To Make Their Own Way in the World is a profound consideration of some of the most challenging images in the early history of photography: fifteen daguerreotypes made in 1850 of Alfred, Delia, Drana, Fassena, Jack, Jem, and Renty—men and women of African descent who were enslaved in South Carolina. Made by photographer Joseph T. Zealy and rediscovered at Harvard’s Peabody Museum in 1976, the photographs have been the subject of intense and widespread study. Multidisciplinary and deeply collaborative, To Make Their Own Way in the World features essays by prominent scholars who explore topics ranging from the photographs’ historical context and the “science” of race to the ways in which photography created a visual narrative of slavery and its effects. With more than two hundred illustrations, including new photography by contemporary artist Carrie Mae Weems, this book frames the Zealy daguerreotypes as works of urgent engagement.

Ilisa Barbash is visual anthropology curator at Harvard’s Peabody Museum and author of Where the Roads All End: Photography and Anthropology in the Kalahari (Peabody Museum Press, 2016).

Molly Rogers is associate director of the Center for the Humanities, New York University, and author of Delia’s Tears: Race, Science and Photography in Nineteenth-Century America (2010).

Deborah Willis is chair of photography and imaging at Tisch School of the Arts and coauthor of Envisioning Emancipation: Black Americans and the End of Slavery (2013).

Henry Louis Gates, Jr. is the Alphonse Fletcher University Professor and Director of the Hutchins Center for African and African American Research at Harvard.

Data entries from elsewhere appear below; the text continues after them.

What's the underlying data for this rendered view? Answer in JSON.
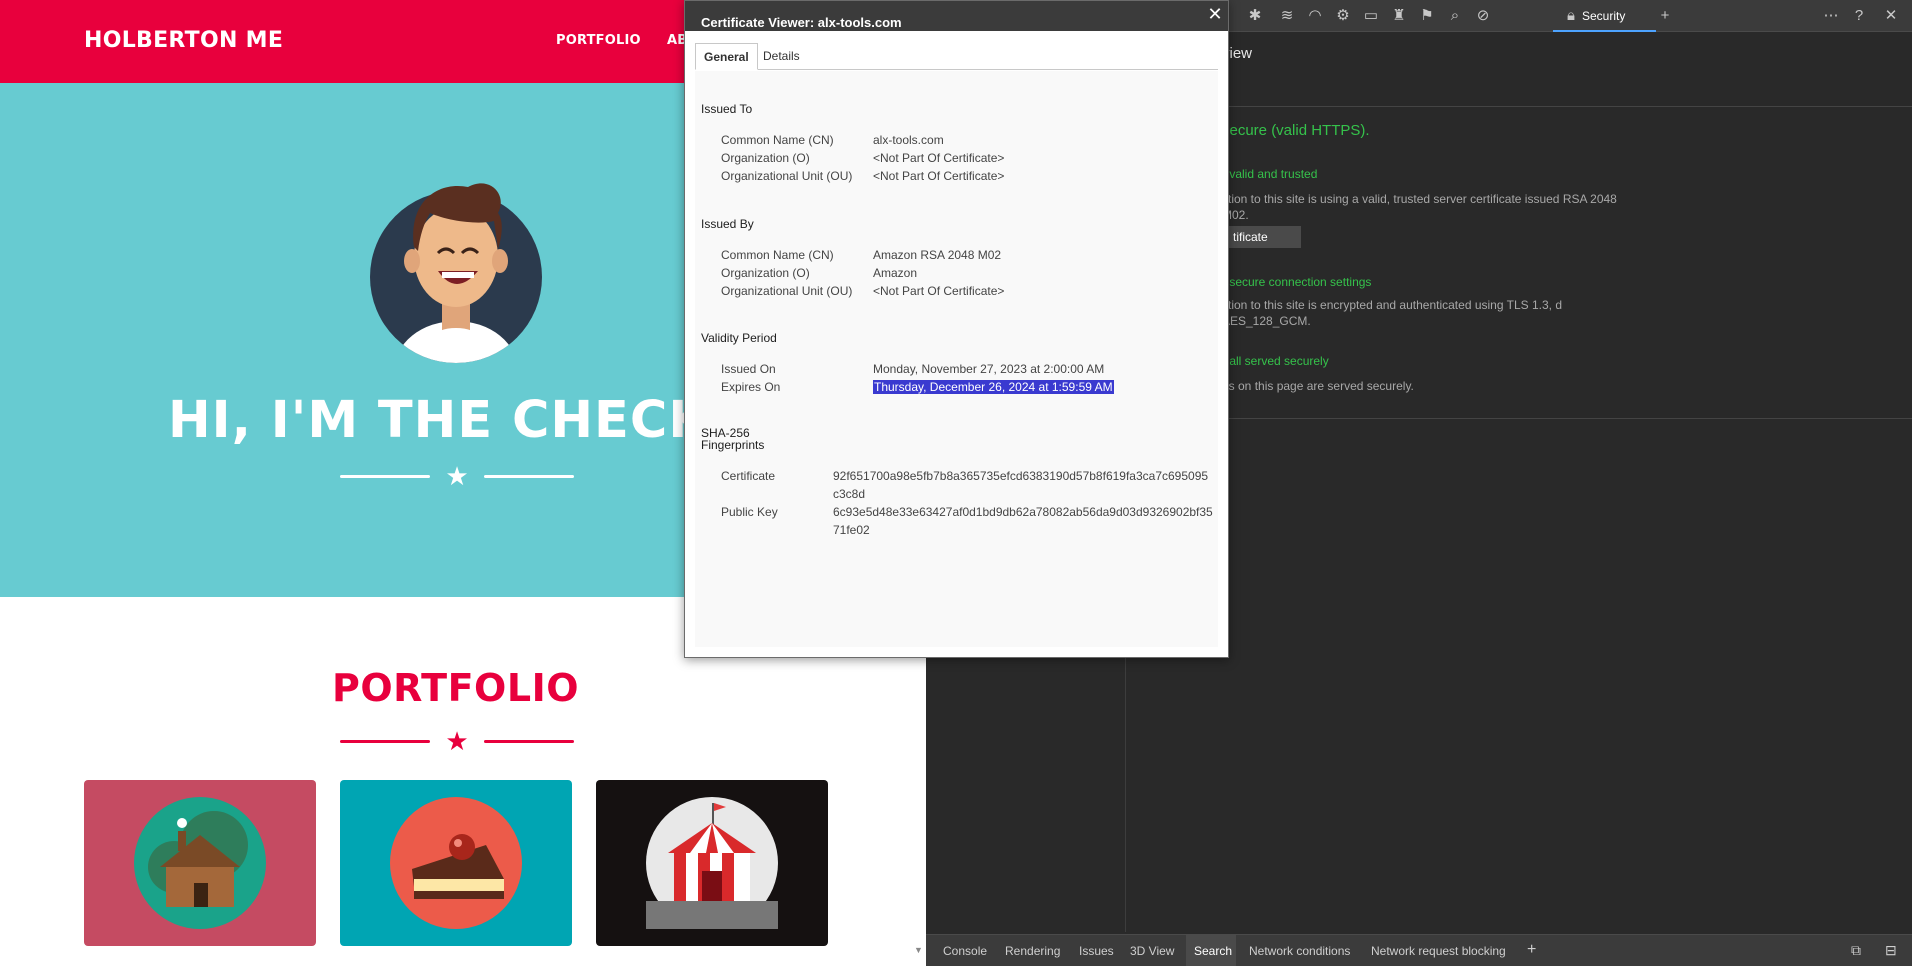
{
  "website": {
    "brand": "HOLBERTON ME",
    "nav": [
      "PORTFOLIO",
      "AB"
    ],
    "hero_title": "HI, I'M THE CHECKE",
    "portfolio_title": "PORTFOLIO",
    "colors": {
      "primary": "#e8003d",
      "hero_bg": "#67cbd1"
    },
    "cards": [
      {
        "icon": "cabin-icon",
        "bg": "#c54b62"
      },
      {
        "icon": "cake-icon",
        "bg": "#00a5b3"
      },
      {
        "icon": "circus-tent-icon",
        "bg": "#151111"
      }
    ]
  },
  "devtools": {
    "active_tab": "Security",
    "overview_heading": "view",
    "summary": "secure (valid HTTPS).",
    "sections": [
      {
        "heading": "- valid and trusted",
        "text": "ction to this site is using a valid, trusted server certificate issued RSA 2048 M02."
      },
      {
        "heading": "- secure connection settings",
        "text": "ction to this site is encrypted and authenticated using TLS 1.3, d AES_128_GCM."
      },
      {
        "heading": "- all served securely",
        "text": "es on this page are served securely."
      }
    ],
    "view_cert_button": "tificate",
    "drawer_tabs": [
      "Console",
      "Rendering",
      "Issues",
      "3D View",
      "Search",
      "Network conditions",
      "Network request blocking"
    ],
    "drawer_active": "Search"
  },
  "cert": {
    "title": "Certificate Viewer: alx-tools.com",
    "tabs": [
      "General",
      "Details"
    ],
    "issued_to": {
      "heading": "Issued To",
      "rows": [
        {
          "label": "Common Name (CN)",
          "value": "alx-tools.com"
        },
        {
          "label": "Organization (O)",
          "value": "<Not Part Of Certificate>"
        },
        {
          "label": "Organizational Unit (OU)",
          "value": "<Not Part Of Certificate>"
        }
      ]
    },
    "issued_by": {
      "heading": "Issued By",
      "rows": [
        {
          "label": "Common Name (CN)",
          "value": "Amazon RSA 2048 M02"
        },
        {
          "label": "Organization (O)",
          "value": "Amazon"
        },
        {
          "label": "Organizational Unit (OU)",
          "value": "<Not Part Of Certificate>"
        }
      ]
    },
    "validity": {
      "heading": "Validity Period",
      "rows": [
        {
          "label": "Issued On",
          "value": "Monday, November 27, 2023 at 2:00:00 AM"
        },
        {
          "label": "Expires On",
          "value": "Thursday, December 26, 2024 at 1:59:59 AM"
        }
      ]
    },
    "fingerprints": {
      "heading_1": "SHA-256",
      "heading_2": "Fingerprints",
      "rows": [
        {
          "label": "Certificate",
          "value": "92f651700a98e5fb7b8a365735efcd6383190d57b8f619fa3ca7c695095c3c8d"
        },
        {
          "label": "Public Key",
          "value": "6c93e5d48e33e63427af0d1bd9db62a78082ab56da9d03d9326902bf3571fe02"
        }
      ]
    }
  }
}
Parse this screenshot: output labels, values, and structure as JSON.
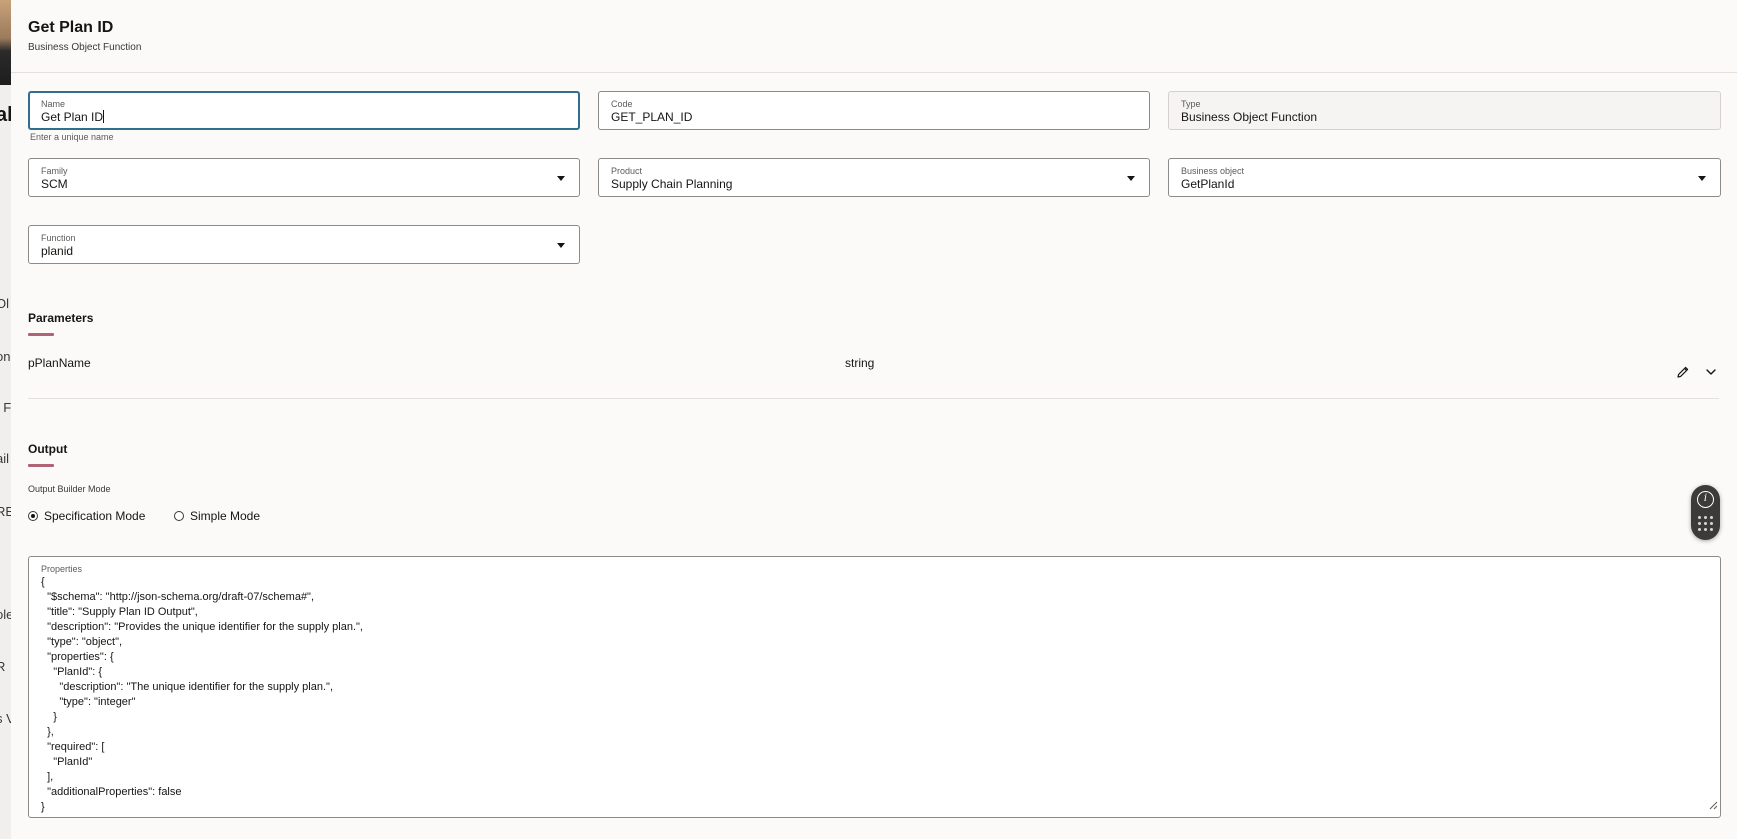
{
  "header": {
    "title": "Get Plan ID",
    "subtitle": "Business Object Function"
  },
  "form": {
    "name": {
      "label": "Name",
      "value": "Get Plan ID",
      "helper": "Enter a unique name"
    },
    "code": {
      "label": "Code",
      "value": "GET_PLAN_ID"
    },
    "type": {
      "label": "Type",
      "value": "Business Object Function"
    },
    "family": {
      "label": "Family",
      "value": "SCM"
    },
    "product": {
      "label": "Product",
      "value": "Supply Chain Planning"
    },
    "business_object": {
      "label": "Business object",
      "value": "GetPlanId"
    },
    "function": {
      "label": "Function",
      "value": "planid"
    }
  },
  "parameters": {
    "title": "Parameters",
    "items": [
      {
        "name": "pPlanName",
        "type": "string",
        "edit_icon": "pencil-icon",
        "expand_icon": "chevron-down-icon"
      }
    ]
  },
  "output": {
    "title": "Output",
    "mode_label": "Output Builder Mode",
    "modes": [
      {
        "label": "Specification Mode",
        "selected": true
      },
      {
        "label": "Simple Mode",
        "selected": false
      }
    ],
    "properties_label": "Properties",
    "properties_value": "{\n  \"$schema\": \"http://json-schema.org/draft-07/schema#\",\n  \"title\": \"Supply Plan ID Output\",\n  \"description\": \"Provides the unique identifier for the supply plan.\",\n  \"type\": \"object\",\n  \"properties\": {\n    \"PlanId\": {\n      \"description\": \"The unique identifier for the supply plan.\",\n      \"type\": \"integer\"\n    }\n  },\n  \"required\": [\n    \"PlanId\"\n  ],\n  \"additionalProperties\": false\n}"
  },
  "background_fragments": [
    "al",
    "Ol",
    "on",
    "t F",
    "ail",
    "RE",
    "ole",
    "R",
    "s V"
  ],
  "colors": {
    "accent_underline": "#b06374",
    "focus_border": "#2e6f8e",
    "page_bg": "#fbfaf9"
  }
}
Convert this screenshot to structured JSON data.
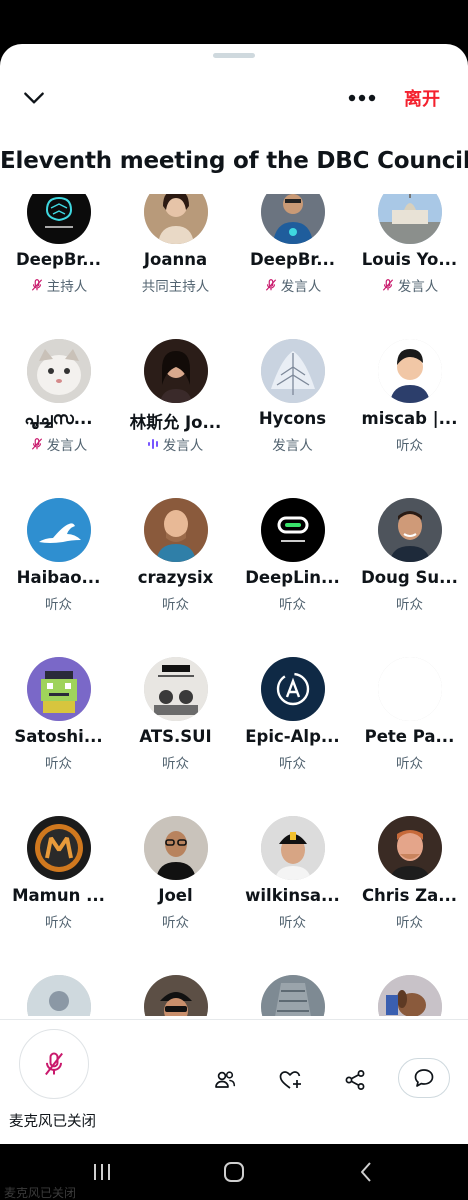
{
  "space": {
    "title": "Eleventh meeting of the DBC Council",
    "leave_label": "离开"
  },
  "participants": [
    {
      "name": "DeepBr...",
      "role": "主持人",
      "muted": true,
      "speaking": false,
      "avatar": "deepbrain-logo"
    },
    {
      "name": "Joanna",
      "role": "共同主持人",
      "muted": false,
      "speaking": false,
      "avatar": "photo-woman"
    },
    {
      "name": "DeepBr...",
      "role": "发言人",
      "muted": true,
      "speaking": false,
      "avatar": "photo-man-shirt"
    },
    {
      "name": "Louis Yo...",
      "role": "发言人",
      "muted": true,
      "speaking": false,
      "avatar": "photo-building"
    },
    {
      "name": "പൂച്ചസ...",
      "role": "发言人",
      "muted": true,
      "speaking": false,
      "avatar": "photo-cat"
    },
    {
      "name": "林斯允 Jo...",
      "role": "发言人",
      "muted": false,
      "speaking": true,
      "avatar": "photo-woman-dark"
    },
    {
      "name": "Hycons",
      "role": "发言人",
      "muted": false,
      "speaking": false,
      "avatar": "photo-snow-tree"
    },
    {
      "name": "miscab |...",
      "role": "听众",
      "muted": false,
      "speaking": false,
      "avatar": "cartoon-man"
    },
    {
      "name": "Haibao...",
      "role": "听众",
      "muted": false,
      "speaking": false,
      "avatar": "seal-logo"
    },
    {
      "name": "crazysix",
      "role": "听众",
      "muted": false,
      "speaking": false,
      "avatar": "photo-bald-man"
    },
    {
      "name": "DeepLin...",
      "role": "听众",
      "muted": false,
      "speaking": false,
      "avatar": "deeplink-logo"
    },
    {
      "name": "Doug Su...",
      "role": "听众",
      "muted": false,
      "speaking": false,
      "avatar": "photo-smiling-man"
    },
    {
      "name": "Satoshi...",
      "role": "听众",
      "muted": false,
      "speaking": false,
      "avatar": "pixel-frog"
    },
    {
      "name": "ATS.SUI",
      "role": "听众",
      "muted": false,
      "speaking": false,
      "avatar": "creed-poster"
    },
    {
      "name": "Epic-Alp...",
      "role": "听众",
      "muted": false,
      "speaking": false,
      "avatar": "epic-logo"
    },
    {
      "name": "Pete Pa...",
      "role": "听众",
      "muted": false,
      "speaking": false,
      "avatar": "blank"
    },
    {
      "name": "Mamun ...",
      "role": "听众",
      "muted": false,
      "speaking": false,
      "avatar": "m-logo"
    },
    {
      "name": "Joel",
      "role": "听众",
      "muted": false,
      "speaking": false,
      "avatar": "photo-glasses-man"
    },
    {
      "name": "wilkinsa...",
      "role": "听众",
      "muted": false,
      "speaking": false,
      "avatar": "photo-cap-man"
    },
    {
      "name": "Chris Za...",
      "role": "听众",
      "muted": false,
      "speaking": false,
      "avatar": "photo-red-man"
    },
    {
      "name": "",
      "role": "",
      "muted": false,
      "speaking": false,
      "avatar": "default-avatar"
    },
    {
      "name": "",
      "role": "",
      "muted": false,
      "speaking": false,
      "avatar": "photo-cap-sunglasses"
    },
    {
      "name": "",
      "role": "",
      "muted": false,
      "speaking": false,
      "avatar": "photo-building-tall"
    },
    {
      "name": "",
      "role": "",
      "muted": false,
      "speaking": false,
      "avatar": "photo-dog"
    }
  ],
  "bottom_bar": {
    "mic_label": "麦克风已关闭",
    "icons": [
      "participants-icon",
      "heart-add-icon",
      "share-icon",
      "chat-icon"
    ]
  },
  "ghost_text": "麦克风已关闭",
  "colors": {
    "accent_red": "#f4212e",
    "mute_pink": "#c9196c",
    "speaking_purple": "#7856ff",
    "muted_text": "#536471"
  }
}
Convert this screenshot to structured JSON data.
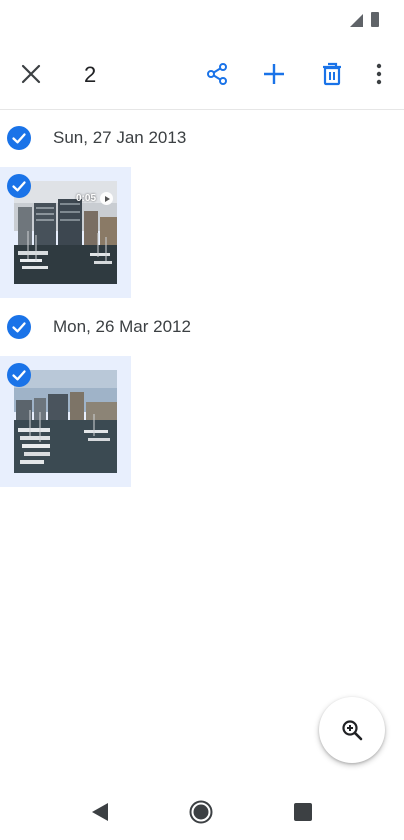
{
  "toolbar": {
    "selected_count": "2"
  },
  "groups": [
    {
      "date": "Sun, 27 Jan 2013",
      "is_video": true,
      "duration": "0:05"
    },
    {
      "date": "Mon, 26 Mar 2012",
      "is_video": false
    }
  ],
  "colors": {
    "accent": "#1a73e8",
    "selection_bg": "#e8effd",
    "icon_dark": "#5f6368"
  },
  "icons": {
    "close": "close-icon",
    "share": "share-icon",
    "add": "add-icon",
    "delete": "delete-icon",
    "more": "more-vert-icon",
    "check": "check-circle-icon",
    "zoom": "zoom-in-icon",
    "back": "nav-back-icon",
    "home": "nav-home-icon",
    "recents": "nav-recents-icon"
  }
}
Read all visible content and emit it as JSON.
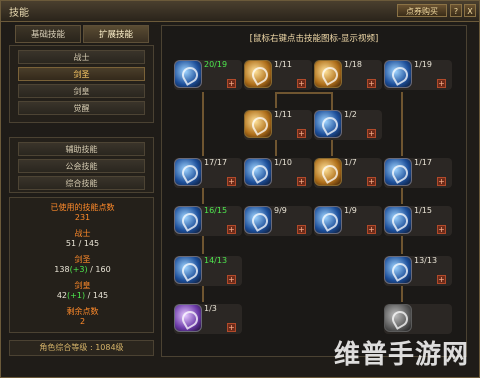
{
  "window": {
    "title": "技能",
    "shop_button": "点券购买",
    "help_button": "?",
    "close_button": "X"
  },
  "tabs": [
    "基础技能",
    "扩展技能"
  ],
  "categories": {
    "c0": "战士",
    "c1": "剑圣",
    "c2": "剑皇",
    "c3": "觉醒",
    "c4": "辅助技能",
    "c5": "公会技能",
    "c6": "综合技能"
  },
  "stats": {
    "used_label": "已使用的技能点数",
    "used_value": "231",
    "warrior_label": "战士",
    "warrior_value": "51 / 145",
    "sword_saint_label": "剑圣",
    "sword_saint_base": "138",
    "sword_saint_bonus": "(+3)",
    "sword_saint_rest": " / 160",
    "sword_king_label": "剑皇",
    "sword_king_base": "42",
    "sword_king_bonus": "(+1)",
    "sword_king_rest": " / 145",
    "remaining_label": "剩余点数",
    "remaining_value": "2"
  },
  "bottom_line": "角色综合等级 : 1084级",
  "tree_hint": "[鼠标右键点击技能图标-显示视频]",
  "skills": [
    {
      "level": "20/19",
      "level_color": "#4ee84e",
      "icon": "sword-slash-icon",
      "style": "blue"
    },
    {
      "level": "1/11",
      "level_color": "#e9e4d6",
      "icon": "sword-flame-icon",
      "style": "gold"
    },
    {
      "level": "1/18",
      "level_color": "#e9e4d6",
      "icon": "sword-strike-icon",
      "style": "gold"
    },
    {
      "level": "1/19",
      "level_color": "#e9e4d6",
      "icon": "sword-wave-icon",
      "style": "blue"
    },
    {
      "level": "1/11",
      "level_color": "#e9e4d6",
      "icon": "sword-guard-icon",
      "style": "gold"
    },
    {
      "level": "1/2",
      "level_color": "#e9e4d6",
      "icon": "sword-dash-icon",
      "style": "blue"
    },
    {
      "level": "17/17",
      "level_color": "#e9e4d6",
      "icon": "sword-circle-icon",
      "style": "blue"
    },
    {
      "level": "1/10",
      "level_color": "#e9e4d6",
      "icon": "sword-spin-icon",
      "style": "blue"
    },
    {
      "level": "1/7",
      "level_color": "#e9e4d6",
      "icon": "sword-aura-icon",
      "style": "gold"
    },
    {
      "level": "1/17",
      "level_color": "#e9e4d6",
      "icon": "sword-rift-icon",
      "style": "blue"
    },
    {
      "level": "16/15",
      "level_color": "#4ee84e",
      "icon": "sword-charge-icon",
      "style": "blue"
    },
    {
      "level": "9/9",
      "level_color": "#e9e4d6",
      "icon": "sword-pierce-icon",
      "style": "blue"
    },
    {
      "level": "1/9",
      "level_color": "#e9e4d6",
      "icon": "sword-burst-icon",
      "style": "blue"
    },
    {
      "level": "1/15",
      "level_color": "#e9e4d6",
      "icon": "sword-moon-icon",
      "style": "blue"
    },
    {
      "level": "14/13",
      "level_color": "#4ee84e",
      "icon": "sword-combo-icon",
      "style": "blue"
    },
    {
      "level": "13/13",
      "level_color": "#e9e4d6",
      "icon": "sword-storm-icon",
      "style": "blue"
    },
    {
      "level": "1/3",
      "level_color": "#e9e4d6",
      "icon": "sword-ultimate-icon",
      "style": "purple"
    },
    {
      "level": "",
      "level_color": "#e9e4d6",
      "icon": "sword-locked-icon",
      "style": "grey"
    }
  ],
  "watermark": "维普手游网"
}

American artist, Carrie Mae Weems is an influential American artist and author of The Hampton Project (Aperture, 2001) and Kitchen Table Series (2016).